•    Use your senses.  Remember those?  Sight, smell, touch, sound, and then taste.  The next time you pick up a sweet treat or salty snack, take 5 minutes to analyze the food according to your senses.  Pick up that piece of chocolate and describe what you see, smell, feel, and hear as you hold the tiny wrapper and open it.  Then, take a bite, close your eyes and let it melt in your mouth.  Maybe you won’t actually need another one once you’ve eaten this one mindfully.

•    Chew your food.  No, I’m not talking to you as if you’re five years old.  Research suggests that people who take a bite of food, put their fork down, and chew their food eat slower and, thus, take in less calories.  The extra time allows your brain time to signal to your stomach that you are full.  For the average person, this “full” signal typically takes 15 minutes.  By that time, most of us have overeaten and are on our way back to our to-do list while feeling like we ate too much.  So, if you’ll slow down and chew your food you may eat less and enjoy it more!

•    Recruit a fellow-eater.  Sure, these tips feel strange and are initially inconvenient.  They will take some practice before you feel like you are really eating differently.  Find a friend, co-worker, spouse or child who will commit to changing how they eat, too.  Then, talk about your eating experiences together.  Meet up for coffee or lunch with the goal of having a good conversation AND enjoying the eating process together…mindfully.

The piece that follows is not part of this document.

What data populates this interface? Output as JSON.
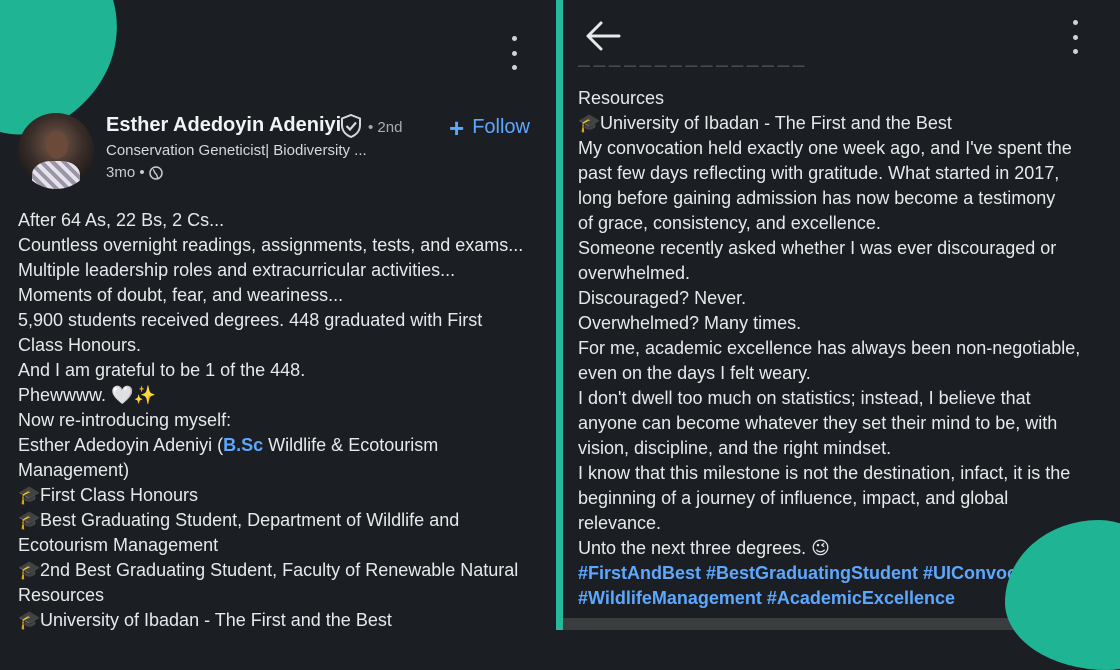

Mindful eating is a new start…but an old tradition!  If you find these tips intriguing but would like to learn more, contact us for a nutrition consultation where you can find out more about what AND how to eat differently this year.